The Carillion former chief executive and chairman are among various top bosses at the collapsed construction giant who are set to be grilled by MPs to explain how the firm spiralled into bankruptcy.
A joint inquiry launched by the business and the work and pensions select committees will be taking evidence from trustees of the company’s pension scheme on 30 January, which is expected to land the Pension Protection Fund with £900m of liabilities.
Following this, top bosses including Carillion’s former chief executive Richard Howson, who resigned following the company’s profit warning last July, will be summoned before MPs on 6 February. Among others to be investigated will be the former chairman Phillip Green, finance directors Richard Adam and Zafar Khan and interim chief executive Keith Cochrane who took over following Howson’s departure.
Those being called to give evidence will be questioned on how the construction giant could crash into liquidation with a reported £5bn of liabilities and just £29m left in cash less than a year later. In 2016, Carillion is thought to have paid dividends to its shareholders of £78.9m from 2015’s profits – exceeding the £73m it generated in cash from operations. It paid a further dividend of £54m in June 2017- just one month before its first profit warning.
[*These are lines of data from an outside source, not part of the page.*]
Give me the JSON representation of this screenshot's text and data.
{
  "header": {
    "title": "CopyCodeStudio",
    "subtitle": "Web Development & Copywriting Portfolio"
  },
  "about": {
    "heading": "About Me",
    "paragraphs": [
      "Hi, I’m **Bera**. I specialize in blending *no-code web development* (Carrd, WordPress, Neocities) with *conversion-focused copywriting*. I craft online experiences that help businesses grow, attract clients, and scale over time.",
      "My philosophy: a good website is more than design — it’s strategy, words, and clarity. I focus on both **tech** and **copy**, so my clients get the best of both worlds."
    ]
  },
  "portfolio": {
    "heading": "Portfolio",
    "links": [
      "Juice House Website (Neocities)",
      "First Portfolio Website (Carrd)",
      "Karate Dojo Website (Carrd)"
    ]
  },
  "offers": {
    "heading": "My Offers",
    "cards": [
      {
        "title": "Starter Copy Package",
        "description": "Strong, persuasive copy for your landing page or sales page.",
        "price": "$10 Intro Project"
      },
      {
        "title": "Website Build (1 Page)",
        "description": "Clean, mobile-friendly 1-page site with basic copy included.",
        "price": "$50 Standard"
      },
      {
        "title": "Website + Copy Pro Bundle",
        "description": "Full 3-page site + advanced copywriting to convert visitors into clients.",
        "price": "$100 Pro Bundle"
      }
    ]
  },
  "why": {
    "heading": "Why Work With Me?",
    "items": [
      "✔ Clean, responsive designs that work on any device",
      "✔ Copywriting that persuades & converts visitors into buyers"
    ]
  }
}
The business committee chair, Rachel Reeves MP, said: “In the wake of the BHS scandal, Carillion has the hallmarks of another corporate governance failure with directors asleep at the wheel while the business went off a cliff, in this case leaving jobs, pensions and public services under threat and a host of suppliers out of pocket. How is it that so many warning signs were ignored by the company and the government? What were the Carillion board and senior management doing to address the spiralling problems at the company? Why are the regulatory bodies stepping in only after Carillion’s collapse?”
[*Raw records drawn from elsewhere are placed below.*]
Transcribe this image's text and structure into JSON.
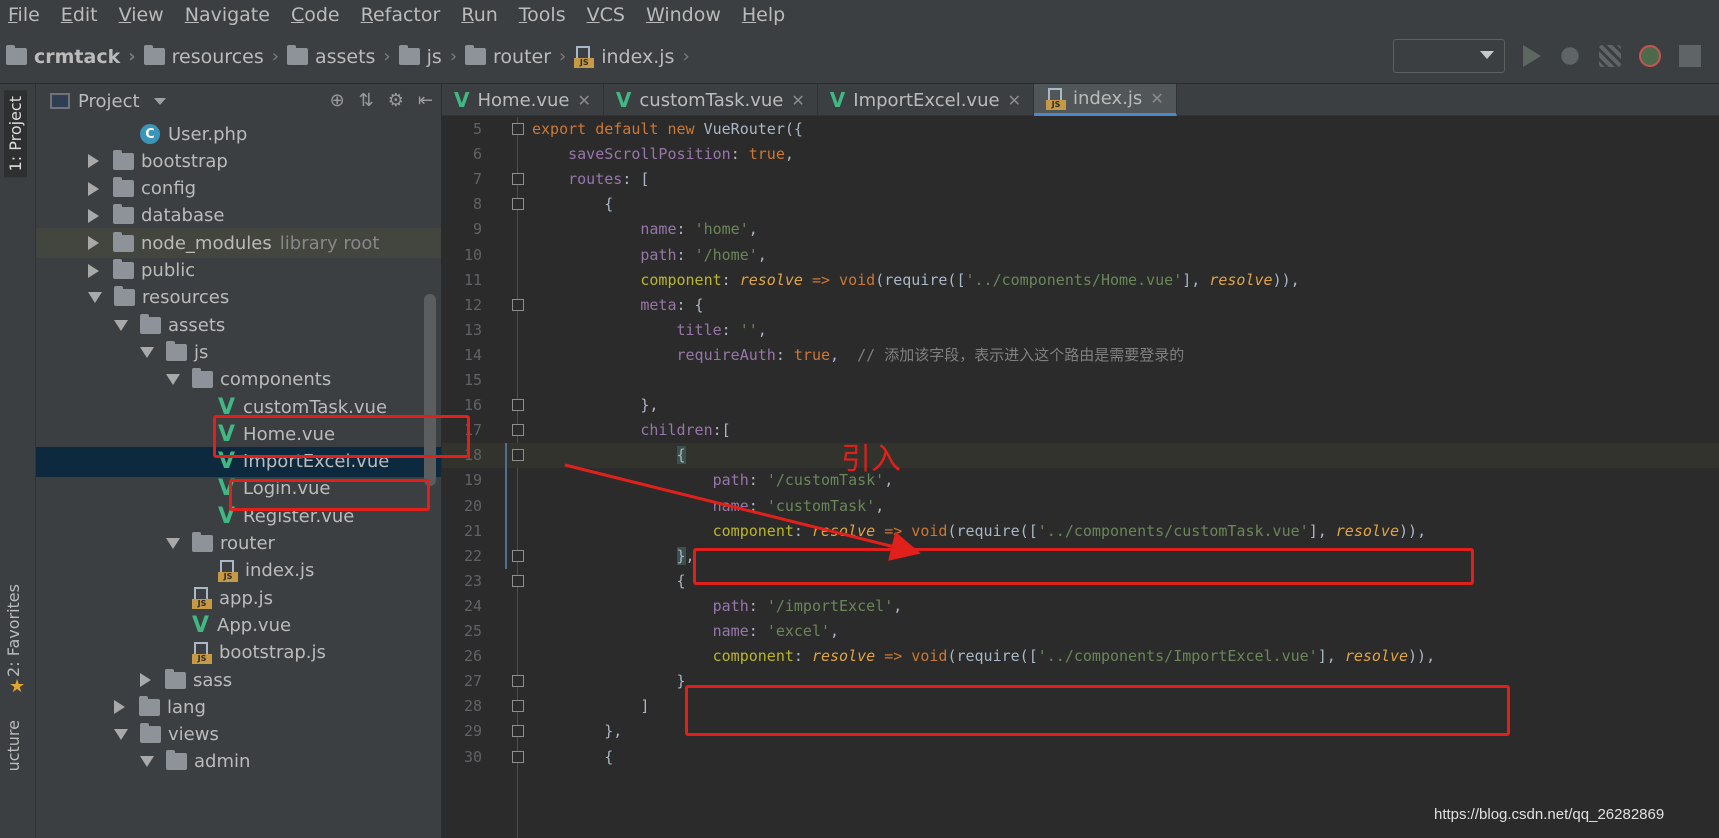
{
  "menu": [
    {
      "mnemonic": "F",
      "rest": "ile"
    },
    {
      "mnemonic": "E",
      "rest": "dit"
    },
    {
      "mnemonic": "V",
      "rest": "iew"
    },
    {
      "mnemonic": "N",
      "rest": "avigate"
    },
    {
      "mnemonic": "C",
      "rest": "ode"
    },
    {
      "mnemonic": "R",
      "rest": "efactor"
    },
    {
      "mnemonic": "R",
      "rest": "un"
    },
    {
      "mnemonic": "T",
      "rest": "ools"
    },
    {
      "mnemonic": "V",
      "rest": "CS"
    },
    {
      "mnemonic": "W",
      "rest": "indow"
    },
    {
      "mnemonic": "H",
      "rest": "elp"
    }
  ],
  "breadcrumb": [
    "crmtack",
    "resources",
    "assets",
    "js",
    "router",
    "index.js"
  ],
  "toolbar": {
    "run_config": "",
    "icons": [
      "run-icon",
      "debug-icon",
      "coverage-icon",
      "profile-icon",
      "stop-icon"
    ]
  },
  "strip": {
    "project": "1: Project",
    "favorites": "2: Favorites",
    "structure": "ucture"
  },
  "project_panel": {
    "title": "Project",
    "tools": [
      "⊕",
      "⇅",
      "⚙",
      "⇤"
    ],
    "tree": [
      {
        "label": "User.php",
        "type": "php",
        "depth": 4,
        "arrow": "none"
      },
      {
        "label": "bootstrap",
        "type": "folder",
        "depth": 2,
        "arrow": "closed"
      },
      {
        "label": "config",
        "type": "folder",
        "depth": 2,
        "arrow": "closed"
      },
      {
        "label": "database",
        "type": "folder",
        "depth": 2,
        "arrow": "closed"
      },
      {
        "label": "node_modules",
        "type": "folder",
        "depth": 2,
        "arrow": "closed",
        "extra": "library root"
      },
      {
        "label": "public",
        "type": "folder",
        "depth": 2,
        "arrow": "closed"
      },
      {
        "label": "resources",
        "type": "folder",
        "depth": 2,
        "arrow": "open"
      },
      {
        "label": "assets",
        "type": "folder",
        "depth": 3,
        "arrow": "open"
      },
      {
        "label": "js",
        "type": "folder",
        "depth": 4,
        "arrow": "open"
      },
      {
        "label": "components",
        "type": "folder",
        "depth": 5,
        "arrow": "open"
      },
      {
        "label": "customTask.vue",
        "type": "vue",
        "depth": 7,
        "arrow": "none"
      },
      {
        "label": "Home.vue",
        "type": "vue",
        "depth": 7,
        "arrow": "none"
      },
      {
        "label": "ImportExcel.vue",
        "type": "vue",
        "depth": 7,
        "arrow": "none",
        "selected": true
      },
      {
        "label": "Login.vue",
        "type": "vue",
        "depth": 7,
        "arrow": "none"
      },
      {
        "label": "Register.vue",
        "type": "vue",
        "depth": 7,
        "arrow": "none"
      },
      {
        "label": "router",
        "type": "folder",
        "depth": 5,
        "arrow": "open"
      },
      {
        "label": "index.js",
        "type": "js",
        "depth": 7,
        "arrow": "none"
      },
      {
        "label": "app.js",
        "type": "js",
        "depth": 6,
        "arrow": "none"
      },
      {
        "label": "App.vue",
        "type": "vue",
        "depth": 6,
        "arrow": "none"
      },
      {
        "label": "bootstrap.js",
        "type": "js",
        "depth": 6,
        "arrow": "none"
      },
      {
        "label": "sass",
        "type": "folder",
        "depth": 4,
        "arrow": "closed"
      },
      {
        "label": "lang",
        "type": "folder",
        "depth": 3,
        "arrow": "closed"
      },
      {
        "label": "views",
        "type": "folder",
        "depth": 3,
        "arrow": "open"
      },
      {
        "label": "admin",
        "type": "folder",
        "depth": 4,
        "arrow": "open"
      }
    ]
  },
  "tabs": [
    {
      "label": "Home.vue",
      "type": "vue"
    },
    {
      "label": "customTask.vue",
      "type": "vue"
    },
    {
      "label": "ImportExcel.vue",
      "type": "vue"
    },
    {
      "label": "index.js",
      "type": "js",
      "active": true
    }
  ],
  "code_lines": [
    {
      "n": "5",
      "fold": true,
      "tokens": [
        [
          "kw",
          "export default new "
        ],
        [
          "",
          "VueRouter({"
        ]
      ]
    },
    {
      "n": "6",
      "tokens": [
        [
          "",
          "    "
        ],
        [
          "prop",
          "saveScrollPosition"
        ],
        [
          "",
          ": "
        ],
        [
          "kw",
          "true"
        ],
        [
          "",
          ","
        ]
      ]
    },
    {
      "n": "7",
      "fold": true,
      "tokens": [
        [
          "",
          "    "
        ],
        [
          "prop",
          "routes"
        ],
        [
          "",
          ": ["
        ]
      ]
    },
    {
      "n": "8",
      "fold": true,
      "tokens": [
        [
          "",
          "        {"
        ]
      ]
    },
    {
      "n": "9",
      "tokens": [
        [
          "",
          "            "
        ],
        [
          "prop",
          "name"
        ],
        [
          "",
          ": "
        ],
        [
          "str",
          "'home'"
        ],
        [
          "",
          ","
        ]
      ]
    },
    {
      "n": "10",
      "tokens": [
        [
          "",
          "            "
        ],
        [
          "prop",
          "path"
        ],
        [
          "",
          ": "
        ],
        [
          "str",
          "'/home'"
        ],
        [
          "",
          ","
        ]
      ]
    },
    {
      "n": "11",
      "tokens": [
        [
          "",
          "            "
        ],
        [
          "key",
          "component"
        ],
        [
          "",
          ": "
        ],
        [
          "prm",
          "resolve"
        ],
        [
          "kw",
          " => void"
        ],
        [
          "",
          "(require(["
        ],
        [
          "str",
          "'../components/Home.vue'"
        ],
        [
          "",
          "], "
        ],
        [
          "prm",
          "resolve"
        ],
        [
          "",
          "))"
        ],
        [
          "",
          ","
        ]
      ]
    },
    {
      "n": "12",
      "fold": true,
      "tokens": [
        [
          "",
          "            "
        ],
        [
          "prop",
          "meta"
        ],
        [
          "",
          ": {"
        ]
      ]
    },
    {
      "n": "13",
      "tokens": [
        [
          "",
          "                "
        ],
        [
          "prop",
          "title"
        ],
        [
          "",
          ": "
        ],
        [
          "str",
          "''"
        ],
        [
          "",
          ","
        ]
      ]
    },
    {
      "n": "14",
      "tokens": [
        [
          "",
          "                "
        ],
        [
          "prop",
          "requireAuth"
        ],
        [
          "",
          ": "
        ],
        [
          "kw",
          "true"
        ],
        [
          "",
          ",  "
        ],
        [
          "cmt",
          "// 添加该字段，表示进入这个路由是需要登录的"
        ]
      ]
    },
    {
      "n": "15",
      "tokens": [
        [
          "",
          ""
        ]
      ]
    },
    {
      "n": "16",
      "fold": true,
      "tokens": [
        [
          "",
          "            },"
        ]
      ]
    },
    {
      "n": "17",
      "fold": true,
      "tokens": [
        [
          "",
          "            "
        ],
        [
          "prop",
          "children"
        ],
        [
          "",
          ":["
        ]
      ]
    },
    {
      "n": "18",
      "fold": true,
      "caret": true,
      "tokens": [
        [
          "",
          "                "
        ],
        [
          "brk-hl",
          "{"
        ]
      ]
    },
    {
      "n": "19",
      "tokens": [
        [
          "",
          "                    "
        ],
        [
          "prop",
          "path"
        ],
        [
          "",
          ": "
        ],
        [
          "str",
          "'/customTask'"
        ],
        [
          "",
          ","
        ]
      ]
    },
    {
      "n": "20",
      "tokens": [
        [
          "",
          "                    "
        ],
        [
          "prop",
          "name"
        ],
        [
          "",
          ": "
        ],
        [
          "str",
          "'customTask'"
        ],
        [
          "",
          ","
        ]
      ]
    },
    {
      "n": "21",
      "tokens": [
        [
          "",
          "                    "
        ],
        [
          "key",
          "component"
        ],
        [
          "",
          ": "
        ],
        [
          "prm",
          "resolve"
        ],
        [
          "kw",
          " => void"
        ],
        [
          "",
          "(require(["
        ],
        [
          "str",
          "'../components/customTask.vue'"
        ],
        [
          "",
          "], "
        ],
        [
          "prm",
          "resolve"
        ],
        [
          "",
          "))"
        ],
        [
          "",
          ","
        ]
      ]
    },
    {
      "n": "22",
      "fold": true,
      "tokens": [
        [
          "",
          "                "
        ],
        [
          "brk-hl",
          "}"
        ],
        [
          "",
          ","
        ]
      ]
    },
    {
      "n": "23",
      "fold": true,
      "tokens": [
        [
          "",
          "                {"
        ]
      ]
    },
    {
      "n": "24",
      "tokens": [
        [
          "",
          "                    "
        ],
        [
          "prop",
          "path"
        ],
        [
          "",
          ": "
        ],
        [
          "str",
          "'/importExcel'"
        ],
        [
          "",
          ","
        ]
      ]
    },
    {
      "n": "25",
      "tokens": [
        [
          "",
          "                    "
        ],
        [
          "prop",
          "name"
        ],
        [
          "",
          ": "
        ],
        [
          "str",
          "'excel'"
        ],
        [
          "",
          ","
        ]
      ]
    },
    {
      "n": "26",
      "tokens": [
        [
          "",
          "                    "
        ],
        [
          "key",
          "component"
        ],
        [
          "",
          ": "
        ],
        [
          "prm",
          "resolve"
        ],
        [
          "kw",
          " => void"
        ],
        [
          "",
          "(require(["
        ],
        [
          "str",
          "'../components/ImportExcel.vue'"
        ],
        [
          "",
          "], "
        ],
        [
          "prm",
          "resolve"
        ],
        [
          "",
          "))"
        ],
        [
          "",
          ","
        ]
      ]
    },
    {
      "n": "27",
      "fold": true,
      "tokens": [
        [
          "",
          "                }"
        ]
      ]
    },
    {
      "n": "28",
      "fold": true,
      "tokens": [
        [
          "",
          "            ]"
        ]
      ]
    },
    {
      "n": "29",
      "fold": true,
      "tokens": [
        [
          "",
          "        },"
        ]
      ]
    },
    {
      "n": "30",
      "fold": true,
      "tokens": [
        [
          "",
          "        {"
        ]
      ]
    }
  ],
  "annotation": {
    "label": "引入",
    "color": "#e1201c"
  },
  "watermark": "https://blog.csdn.net/qq_26282869"
}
The Insolvency Service, who will be investigating the company’s descent into bankruptcy, and the Financial Reporting Council, who regulate the auditors that signed off the company’s accounts, will also be appearing before the inquiry to provide evidence.
Frank Field, chair of the work and pensions select committee, said: “Another day, another company goes bust hot on the heels of a clean bill of health from a ‘big four’ financial services firm. The particularly nasty twist in this now grimly familiar tale is the mountain of debt and giant pension deficit this public services contractor leaves in the wreckage of its collapse – with an accompanying massive hit to the public purse.”